[Records shown — start]

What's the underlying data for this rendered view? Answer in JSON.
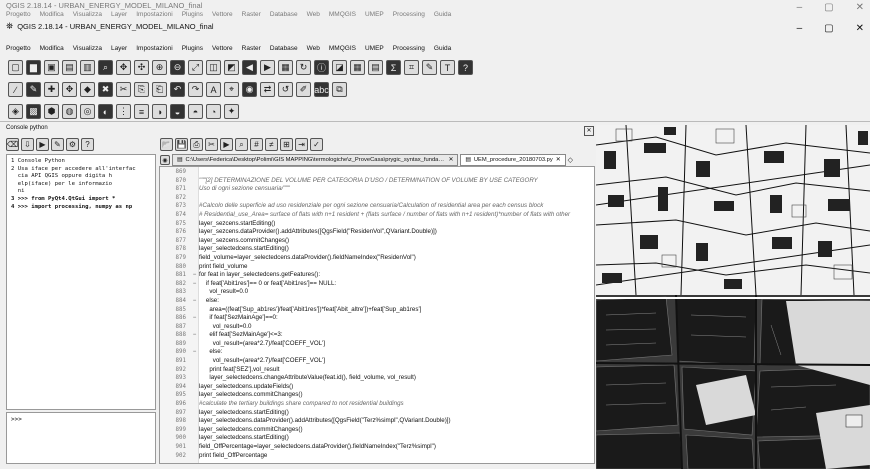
{
  "window": {
    "title": "QGIS 2.18.14 - URBAN_ENERGY_MODEL_MILANO_final",
    "controls": [
      "–",
      "▢",
      "✕"
    ]
  },
  "menubar": [
    "Progetto",
    "Modifica",
    "Visualizza",
    "Layer",
    "Impostazioni",
    "Plugins",
    "Vettore",
    "Raster",
    "Database",
    "Web",
    "MMQGIS",
    "UMEP",
    "Processing",
    "Guida"
  ],
  "console": {
    "title": "Console python",
    "output_lines": [
      "1 Console Python",
      "2 Usa iface per accedere all'interfac",
      "  cia API QGIS oppure digita h",
      "  elp(iface) per le informazio",
      "  ni",
      "3 >>> from PyQt4.QtGui import *",
      "4 >>> import processing, numpy as np"
    ],
    "prompt": ">>>"
  },
  "editor": {
    "tabs": [
      {
        "label": "C:\\Users\\Federica\\Desktop\\Polimi\\GIS MAPPING\\termologiche\\z_ProveCasa\\prygic_syntax_fundamentals.py",
        "active": false
      },
      {
        "label": "UEM_procedure_20180703.py",
        "active": true
      }
    ],
    "lines": [
      {
        "n": "869",
        "f": "",
        "t": "",
        "c": false
      },
      {
        "n": "870",
        "f": "",
        "t": "\"\"\"[2] DETERMINAZIONE DEL VOLUME PER CATEGORIA D'USO / DETERMINATION OF VOLUME BY USE CATEGORY",
        "c": true
      },
      {
        "n": "871",
        "f": "",
        "t": "Uso di ogni sezione censuaria/\"\"\"",
        "c": true
      },
      {
        "n": "872",
        "f": "",
        "t": "",
        "c": false
      },
      {
        "n": "873",
        "f": "",
        "t": "#Calcolo delle superficie ad uso residenziale per ogni sezione censuaria/Calculation of residential area per each census block",
        "c": true
      },
      {
        "n": "874",
        "f": "",
        "t": "# Residential_use_Area= surface of flats with n+1 resident + (flats surface / number of flats with n+1 resident)*number of flats with other",
        "c": true
      },
      {
        "n": "875",
        "f": "",
        "t": "layer_sezcens.startEditing()",
        "c": false
      },
      {
        "n": "876",
        "f": "",
        "t": "layer_sezcens.dataProvider().addAttributes([QgsField(\"ResidenVol\",QVariant.Double)])",
        "c": false
      },
      {
        "n": "877",
        "f": "",
        "t": "layer_sezcens.commitChanges()",
        "c": false
      },
      {
        "n": "878",
        "f": "",
        "t": "layer_selectedcens.startEditing()",
        "c": false
      },
      {
        "n": "879",
        "f": "",
        "t": "field_volume=layer_selectedcens.dataProvider().fieldNameIndex(\"ResidenVol\")",
        "c": false
      },
      {
        "n": "880",
        "f": "",
        "t": "print field_volume",
        "c": false
      },
      {
        "n": "881",
        "f": "−",
        "t": "for feat in layer_selectedcens.getFeatures():",
        "c": false
      },
      {
        "n": "882",
        "f": "−",
        "t": "    if feat['Abit1res']== 0 or feat['Abit1res']== NULL:",
        "c": false
      },
      {
        "n": "883",
        "f": "",
        "t": "      vol_result=0.0",
        "c": false
      },
      {
        "n": "884",
        "f": "−",
        "t": "    else:",
        "c": false
      },
      {
        "n": "885",
        "f": "",
        "t": "      area=((feat['Sup_ab1res']/feat['Abit1res'])*feat['Abit_altre'])+feat['Sup_ab1res']",
        "c": false
      },
      {
        "n": "886",
        "f": "−",
        "t": "      if feat['SezMainAge']==0:",
        "c": false
      },
      {
        "n": "887",
        "f": "",
        "t": "        vol_result=0.0",
        "c": false
      },
      {
        "n": "888",
        "f": "−",
        "t": "      elif feat['SezMainAge']<=3:",
        "c": false
      },
      {
        "n": "889",
        "f": "",
        "t": "        vol_result=(area*2.7)/feat['COEFF_VOL']",
        "c": false
      },
      {
        "n": "890",
        "f": "−",
        "t": "      else:",
        "c": false
      },
      {
        "n": "891",
        "f": "",
        "t": "        vol_result=(area*2.7)/feat['COEFF_VOL']",
        "c": false
      },
      {
        "n": "892",
        "f": "",
        "t": "      print feat['SEZ'],vol_result",
        "c": false
      },
      {
        "n": "893",
        "f": "",
        "t": "      layer_selectedcens.changeAttributeValue(feat.id(), field_volume, vol_result)",
        "c": false
      },
      {
        "n": "894",
        "f": "",
        "t": "layer_selectedcens.updateFields()",
        "c": false
      },
      {
        "n": "895",
        "f": "",
        "t": "layer_selectedcens.commitChanges()",
        "c": false
      },
      {
        "n": "896",
        "f": "",
        "t": "#calculate the tertiary buildings share compared to not residential buildings",
        "c": true
      },
      {
        "n": "897",
        "f": "",
        "t": "layer_selectedcens.startEditing()",
        "c": false
      },
      {
        "n": "898",
        "f": "",
        "t": "layer_selectedcens.dataProvider().addAttributes([QgsField(\"Terz%simpl\",QVariant.Double)])",
        "c": false
      },
      {
        "n": "899",
        "f": "",
        "t": "layer_selectedcens.commitChanges()",
        "c": false
      },
      {
        "n": "900",
        "f": "",
        "t": "layer_selectedcens.startEditing()",
        "c": false
      },
      {
        "n": "901",
        "f": "",
        "t": "field_OffPercentage=layer_selectedcens.dataProvider().fieldNameIndex(\"Terz%simpl\")",
        "c": false
      },
      {
        "n": "902",
        "f": "",
        "t": "print field_OffPercentage",
        "c": false
      }
    ]
  },
  "toolbar_icons": {
    "row1": [
      "new-project",
      "open-project",
      "save-project",
      "save-as",
      "print-layout",
      "composer",
      "pan",
      "pan-to-selection",
      "zoom-in",
      "zoom-out",
      "zoom-full",
      "zoom-layer",
      "zoom-selection",
      "zoom-last",
      "zoom-next",
      "new-map-view",
      "refresh",
      "identify",
      "select",
      "attribute-table",
      "field-calculator",
      "statistics",
      "measure",
      "annotation",
      "text-annotation",
      "help"
    ],
    "row2": [
      "digitize",
      "edit",
      "add-feature",
      "move-feature",
      "node-tool",
      "delete",
      "cut",
      "copy",
      "paste",
      "undo",
      "redo",
      "label",
      "label-pin",
      "label-show",
      "label-move",
      "label-rotate",
      "label-change",
      "abc",
      "python"
    ],
    "row3": [
      "add-vector",
      "add-raster",
      "add-postgis",
      "add-spatialite",
      "add-wms",
      "add-wfs",
      "add-delimited",
      "add-csv",
      "add-wcs",
      "add-oracle",
      "add-mssql",
      "add-virtual",
      "new-shapefile"
    ]
  }
}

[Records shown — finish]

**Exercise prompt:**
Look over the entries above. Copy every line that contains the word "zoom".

**Answer box:**
      "zoom-in",
      "zoom-out",
      "zoom-full",
      "zoom-layer",
      "zoom-selection",
      "zoom-last",
      "zoom-next",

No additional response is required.